“You’re two people,” he tells Duddy. “The scheming little bastard I saw so easily and the fine, intelligent boy underneath that your grandfather, bless him, saw. But you’re coming of age soon and you’ll have to choose. A boy can be two, three, four potential people, but a man is only one. He murders the others.”
The Apprenticeship of Duddy Kravitz shows the process of Duddy murdering those others to become a man, and, at the end of it, he has to choose which version will be spared, the good man who loves his family, or the ambitious man who will climb over people to get what he wants.


The New York Times


Barney's Version

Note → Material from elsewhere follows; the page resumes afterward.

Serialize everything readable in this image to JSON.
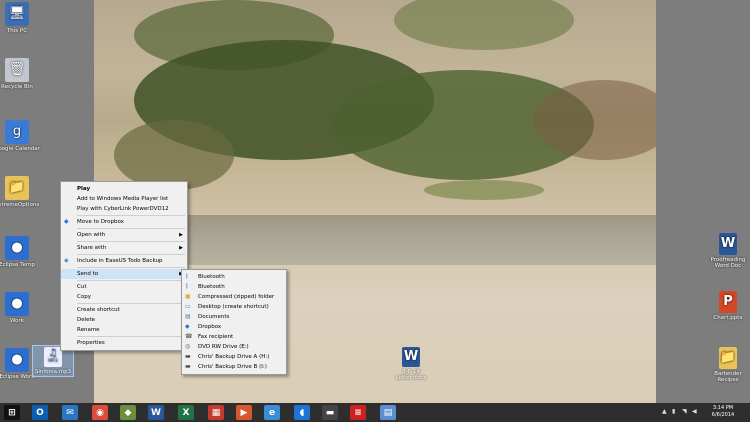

Barney Panofsky smokes too many cigars, drinks too much whiskey, and is obsessed with two things: the Montreal Canadiens hockey team and his ex-wife Miriam. An acquaintance from his youthful years in Paris, Terry McIver, is about to publish his autobiography. In its pages he accuses Barney of an assortment of sins, including murder. It's time, Barney decides, to present the world with his own version of events. Barney's Version is his memoir, a rambling, digressive rant, full of revisions and factual errors (corrected in footnotes written by his son) and enough insults for everyone, particularly vegetarians and Quebec separatists. But Barney does get around to telling his life story, a desperately funny but sad series of bungled relationships. His first wife, an artist and poet, commits suicide and becomes--à la Sylvia Plath--a feminist icon, and Barney is widely reviled for goading her toward death, if not actually murdering her. He marries the second Mrs. Panofsky, whom he calls a "Jewish-Canadian Princess," as an antidote to the first; it turns out to be a horrible mistake. The third, "Miriam, my heart's desire," is quite possibly his soul mate, but Barney botches this one, too. It's painful to watch him ruin everything, and even more painful to bear witness to his deteriorating memory. The mystery at the heart of Barney's story--did he or did he not kill his friend Boogie?--provides enough forward momentum to propel the reader through endless digressions, all three wives, and every one of Barney's nearly heartbreaking episodes of forgetfulness. Barney's Version, winner of Canada's 1997 Giller Prize, is Richler's 10th novel, and a dense, energetic, and ultimately poignant read.



No comments:

Post a Comment